    For some reason, Americans are silent that microwave radiation can be used as a weapon. (I hope everyone remembers the cat in the microwave.)

    Kilowatt power and distance from emitter to victim in millimeters. Radiation power dissipation is proportional to the square of the distance. To roast a cat with a beam 200 kilometers away, you need to collect teraWatt power in a field the size of Manhattan. Less will not work. Microwave radiation is not very successfully bundled into a beam. Light can be collected at this distance into a spot the size of a car.

    Special opinion: About a laser scam.

    https://aftershock.news/?q=node/34005&full
  7. Bakht Online Bakht
    Bakht (Bakhtiyar) 19 May 2020 23: 57
    +1
    The transfer of energy to the distance involved Nikola Tesla. A lot of secret and incomprehensible. There are many admirers and disowners. It seems that N. Tesla made a diary entry.

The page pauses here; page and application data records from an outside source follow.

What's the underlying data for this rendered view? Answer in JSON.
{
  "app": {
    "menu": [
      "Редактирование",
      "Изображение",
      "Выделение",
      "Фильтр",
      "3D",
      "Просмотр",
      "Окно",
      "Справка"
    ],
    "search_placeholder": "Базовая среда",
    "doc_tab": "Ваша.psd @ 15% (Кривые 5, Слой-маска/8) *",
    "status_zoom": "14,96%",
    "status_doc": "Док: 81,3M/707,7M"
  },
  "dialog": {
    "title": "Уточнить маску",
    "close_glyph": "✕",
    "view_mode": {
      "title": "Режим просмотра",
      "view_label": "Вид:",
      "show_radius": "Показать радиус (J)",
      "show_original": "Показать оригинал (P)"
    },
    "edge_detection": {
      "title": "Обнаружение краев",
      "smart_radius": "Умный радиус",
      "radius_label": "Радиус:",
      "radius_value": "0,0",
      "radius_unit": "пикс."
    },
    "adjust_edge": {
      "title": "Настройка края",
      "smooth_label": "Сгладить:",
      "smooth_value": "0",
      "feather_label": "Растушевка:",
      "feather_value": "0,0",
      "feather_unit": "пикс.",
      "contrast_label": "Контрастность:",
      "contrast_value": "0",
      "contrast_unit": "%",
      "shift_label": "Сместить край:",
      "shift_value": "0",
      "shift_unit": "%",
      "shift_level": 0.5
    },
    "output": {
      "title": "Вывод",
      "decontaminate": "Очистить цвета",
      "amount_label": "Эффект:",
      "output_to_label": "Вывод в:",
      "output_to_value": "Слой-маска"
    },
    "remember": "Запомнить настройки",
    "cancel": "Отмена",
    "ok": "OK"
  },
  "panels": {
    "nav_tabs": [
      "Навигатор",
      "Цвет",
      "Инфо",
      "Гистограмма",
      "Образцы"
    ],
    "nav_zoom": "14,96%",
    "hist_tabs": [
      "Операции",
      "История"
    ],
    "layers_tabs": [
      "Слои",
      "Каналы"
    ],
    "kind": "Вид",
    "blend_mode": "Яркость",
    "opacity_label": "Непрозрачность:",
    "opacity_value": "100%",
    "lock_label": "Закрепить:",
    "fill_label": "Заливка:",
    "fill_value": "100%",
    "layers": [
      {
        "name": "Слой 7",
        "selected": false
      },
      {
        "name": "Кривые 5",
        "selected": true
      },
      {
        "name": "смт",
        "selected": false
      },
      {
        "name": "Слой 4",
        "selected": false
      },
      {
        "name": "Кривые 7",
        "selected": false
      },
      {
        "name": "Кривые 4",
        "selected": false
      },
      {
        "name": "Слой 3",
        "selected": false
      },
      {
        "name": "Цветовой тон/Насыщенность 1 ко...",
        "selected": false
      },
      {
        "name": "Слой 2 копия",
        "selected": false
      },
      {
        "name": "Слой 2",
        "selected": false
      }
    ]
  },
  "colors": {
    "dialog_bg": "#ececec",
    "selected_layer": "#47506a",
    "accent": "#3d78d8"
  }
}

    “Launch number 11. Three pulses at intervals of 60 seconds. " And then, without waiting for the official evidence that came later, Tesla writes: “It was an explosion. The blast wave reached New York. There, in Siberia, a monstrous explosion occurred. Explosion of natural electricity. Giant ball lightning. It happened. ”

    True or not, Tesla carried the secret to the grave. But the fact that he was a genius is beyond doubt. It seems that on June 30, 1908, he sent an impulse of energy into space, calculated on reflection from the moon. According to calculations, the reflected impulse should have been in Siberia.
  8. cmonman Online cmonman
    cmonman (Garik Mokin) 20 May 2020 00: 36
    0
    For the curious:

    “The story of a ballpoint pen that writes in zero gravity, upside down, in water.”
    Paul C. Fisher (Paul C. Fisher) worked during World War II with ball bearings in a propeller factory. After that, he began working in a pen factory and established himself as an innovator. He then opened his own pen manufacturing company. When he came up with the idea of ​​getting a pen, he did not try to send it into space. He just wanted to make a pen that wouldn't leak. He experimented for several years, invested $ 1 million and made his first Antigravity pen, the AG7, which he patented in 1966. The ink in this pen was not exposed to air, but was under pressure, which replaced the ink. Because of this, he did not rely on gravity, so he could write upside down or when there was no gravity at all. It also did not leak and did not dry out. It can also operate at temperatures from -35 ° C to + 120 ° C. The Space Pen is made of tungsten carbide. It fits accurately, preventing leakage.
    At almost the same time, NASA was trying to find a pencil that they would use in space travel. They ordered 34 mechanical pencils from Tycam Engineering Manufacturing, Inc. in Houston for $ 128,89 for use in the Gemini project. The problem with pencils (aside from their price in this case) was that when they broke, the tip would fly all over the place and, since graphite conducts electricity, it could short-circuit things that are very dangerous in space. Fischer offered his pen to NASA, and after two years of testing, they bought 400 pens at $ 6 per pen to use on Apollo 7. At that time, USSR cosmonauts used bold pencils and the USSR bought 100 pens and 1000 ink for refueling.
  9. isofat Offline isofat
    isofat (isofat) 20 May 2020 00: 57
    0
    The author of the article forgot to subscribe - Munchausen.